February 11, 2009
The brushfires in Australia: ways you can help
I’m not sure how far the news has travelled, but Australia has been hit with its worst brushfires in history, the toll now at (UPDATED 11/02/09) 173 dead and expected to rise as the areas affected are searched and especially since the fires are still burning. Fires have covered a great deal of southern Australia, affecting states Victoria, South Australia and New South Wales. Some of the fires were deliberately lit. Here is the latest BBC article about it: http://news.bbc.co.uk/2/hi/asia-pacific/7877178.stm (UPDATED 10/02/09) Here is an Australian newspaper summary, including further evidence of arson and a prediction of a death toll higher than 200: http://www.news.com.au/couriermail/story/0,23739,25031822-952,00.html (UPDATED 11/02/09) Death toll is now expected to reach 300. 26 fires are still blazing uncontrollably in Victoria. Aside from the death toll, the property damage has left families without homes and they are currently living in tents provided by the State and Federal governments.
At the same time, southern Australia has experienced a heatwave that has had numerous people hospitalised for heatstroke (http://news.bbc.co.uk/2/hi/asia-pacific/7860776.stm) and in far north Queensland, at the very top of Australia, flash flooding has taken at least (UPDATED 11/02/09) 7 lives, including a 5 year old boy who was taken by a crocodile after following his dog into the rising floodwaters (http://news.bbc.co.uk/2/hi/asia-pacific/7868854.stm). The floods have also destroyed property and homes but in a wonderful show of spirit, some of the flood sufferers have donated their disaster payment from the government to the Red Cross appeal for the bushfire victims.
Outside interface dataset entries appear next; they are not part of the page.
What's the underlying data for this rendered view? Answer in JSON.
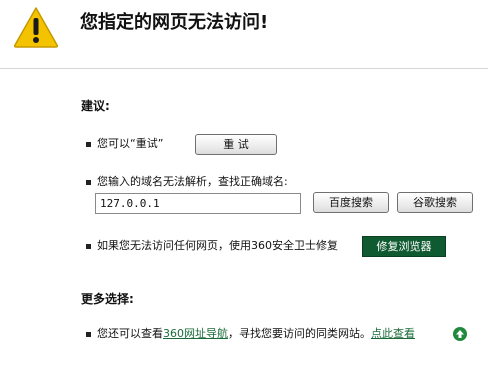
{
  "header": {
    "title": "您指定的网页无法访问!",
    "icon": "warning-icon",
    "accent_yellow": "#f4c300"
  },
  "suggestions": {
    "heading": "建议:",
    "retry": {
      "text": "您可以“重试”",
      "button_label": "重 试"
    },
    "domain": {
      "text": "您输入的域名无法解析，查找正确域名:",
      "input_value": "127.0.0.1",
      "baidu_button": "百度搜索",
      "google_button": "谷歌搜索"
    },
    "repair": {
      "text": "如果您无法访问任何网页，使用360安全卫士修复",
      "button_label": "修复浏览器",
      "button_color": "#0f5a31"
    }
  },
  "more": {
    "heading": "更多选择:",
    "line_prefix": "您还可以查看",
    "nav_link": "360网址导航",
    "line_middle": "，寻找您要访问的同类网站。",
    "view_link": "点此查看",
    "link_color": "#1a6b3a"
  }
}
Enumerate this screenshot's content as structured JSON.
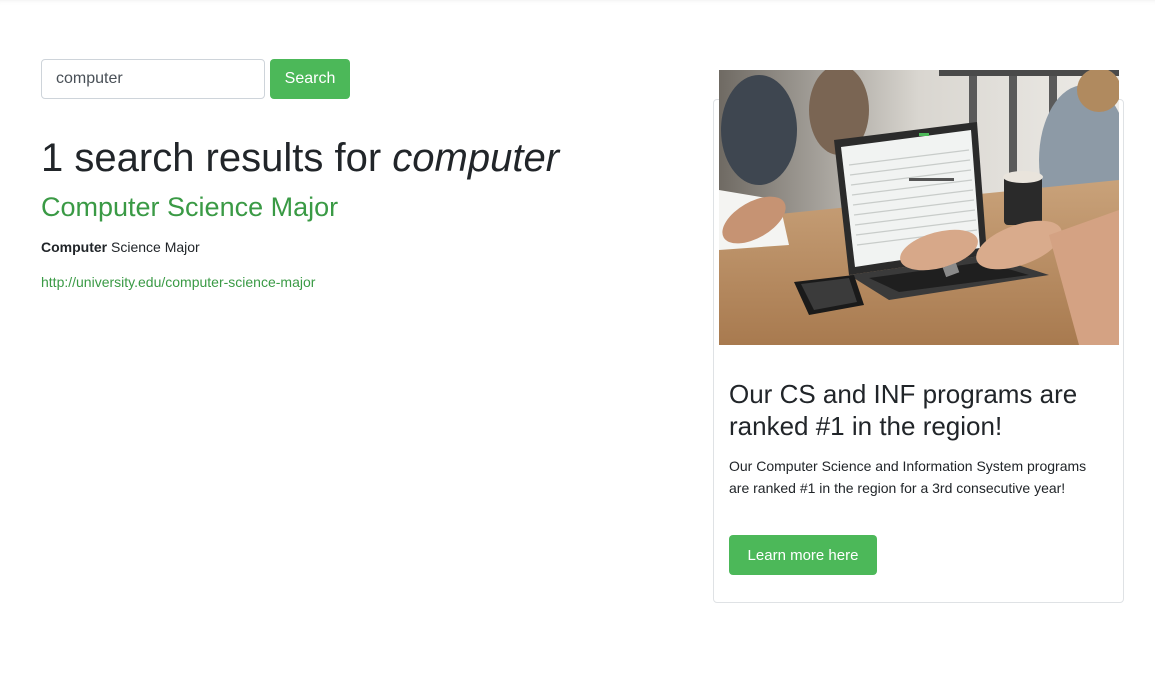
{
  "search": {
    "query": "computer",
    "button_label": "Search"
  },
  "results": {
    "count": "1",
    "heading_prefix": "search results for",
    "heading_term": "computer",
    "items": [
      {
        "title": "Computer Science Major",
        "snippet_bold": "Computer",
        "snippet_rest": " Science Major",
        "url": "http://university.edu/computer-science-major"
      }
    ]
  },
  "promo": {
    "title": "Our CS and INF programs are ranked #1 in the region!",
    "text": "Our Computer Science and Information System programs are ranked #1 in the region for a 3rd consecutive year!",
    "button_label": "Learn more here"
  },
  "colors": {
    "accent_green": "#4cb859",
    "link_green": "#3a9a45",
    "text": "#212529",
    "border": "#dfe2e5"
  }
}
Not to mention the ongoing drought which has affected farmers in central Australia for at least the last 5 years, destroying livelihood.
Native animals and pets are also hard hit. There have been quite adorable pictures circulating the net of the usually reclusive (and aggressive towards humans) koalas and other native wildlife drinking from cups handed to them by humans or from swimming pools or from hoses, but the reality is dire: the poor animals are dying of thirst and that thirst has overcome their natural fear of humans. Really saddening.
The need for immediate support, counselling, blood and financial assistance is enormous. In these harsh economic times, I know it’s hard for people to help, but if you can, Australians and their wildlife and pets need your help!
Click through for the list of ways you (we) can help, if you’re able. Also, I liked Liss’s idea of donating to pro-choice organizations as a response to Pastor Danny Nallish’s asshaberdashery. Just something worth considering, again, if you’re able. 🙂